The 2099 versions of Spider-Man and Strange are tight allies, too

The cooperative relationship between Spider-Man and Doctor Strange would be reflected in the dystopian world of 2099 by their future counterparts. In fact, the timely interference of one ends up saving the other from predestined death.

The Spider-Man of 2099, Miguel O'Hara, is a gifted but arrogant geneticist who begins his heroic journey after a sabotaged lab experiment grants him spider-powers. Meanwhile, the self-proclaimed Sorceress Supreme of this bleak, corporation-controlled future is a young woman named Jeannie who trained herself in the Mystic Arts. When Spider-Man 2099 and Strange 2099 first meet in the pages of "Spider-Man 2099" vol. 1 #32, the sorceress asks for the aid of the "S-Man" in putting a stop to a zombie invasion in Mexico City.

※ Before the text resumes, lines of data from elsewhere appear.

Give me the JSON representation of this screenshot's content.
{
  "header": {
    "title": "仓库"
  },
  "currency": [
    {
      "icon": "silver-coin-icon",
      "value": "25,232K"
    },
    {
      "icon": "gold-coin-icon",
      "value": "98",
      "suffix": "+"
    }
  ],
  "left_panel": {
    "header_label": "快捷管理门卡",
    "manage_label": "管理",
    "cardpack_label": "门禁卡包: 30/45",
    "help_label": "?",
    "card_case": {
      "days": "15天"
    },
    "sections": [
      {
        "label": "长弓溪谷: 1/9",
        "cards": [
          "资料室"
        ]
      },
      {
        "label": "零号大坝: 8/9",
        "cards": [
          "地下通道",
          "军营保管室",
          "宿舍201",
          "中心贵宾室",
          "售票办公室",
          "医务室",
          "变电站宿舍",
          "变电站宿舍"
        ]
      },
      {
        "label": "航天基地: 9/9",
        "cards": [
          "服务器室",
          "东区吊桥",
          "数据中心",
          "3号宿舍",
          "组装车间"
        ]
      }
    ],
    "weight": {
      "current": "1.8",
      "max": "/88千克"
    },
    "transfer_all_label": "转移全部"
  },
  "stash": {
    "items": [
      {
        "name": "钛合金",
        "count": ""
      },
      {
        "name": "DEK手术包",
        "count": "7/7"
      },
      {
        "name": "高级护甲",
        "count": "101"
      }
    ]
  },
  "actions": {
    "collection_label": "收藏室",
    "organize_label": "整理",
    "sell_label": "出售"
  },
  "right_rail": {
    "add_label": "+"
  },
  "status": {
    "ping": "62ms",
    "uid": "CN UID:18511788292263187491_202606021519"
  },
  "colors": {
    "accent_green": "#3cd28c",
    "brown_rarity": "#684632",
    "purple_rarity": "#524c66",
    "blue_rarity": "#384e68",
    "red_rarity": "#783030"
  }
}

After this adventure, the two heroes would find themselves teaming up from time to time, fighting against such foes as the Maestro, the murderous future version of the Hulk. However, the most crucial piece of assistance that Spider-Man 2099 ever receives from the Sorceress Supreme happens in the final issue of vol. 3 of his eponymous comic book. Sustaining near-fatal injuries in a present-day battle against his mutated, hypnotized lover Tempest, Miguel is saved from certain death by a last-minute spell cast by Strange 2099. By the time Spider-Man 2099 wakes up, his injuries have been healed, and he has been transported to Strange's headquarters in the year 2100 (to prevent his survival from messing up the timeline).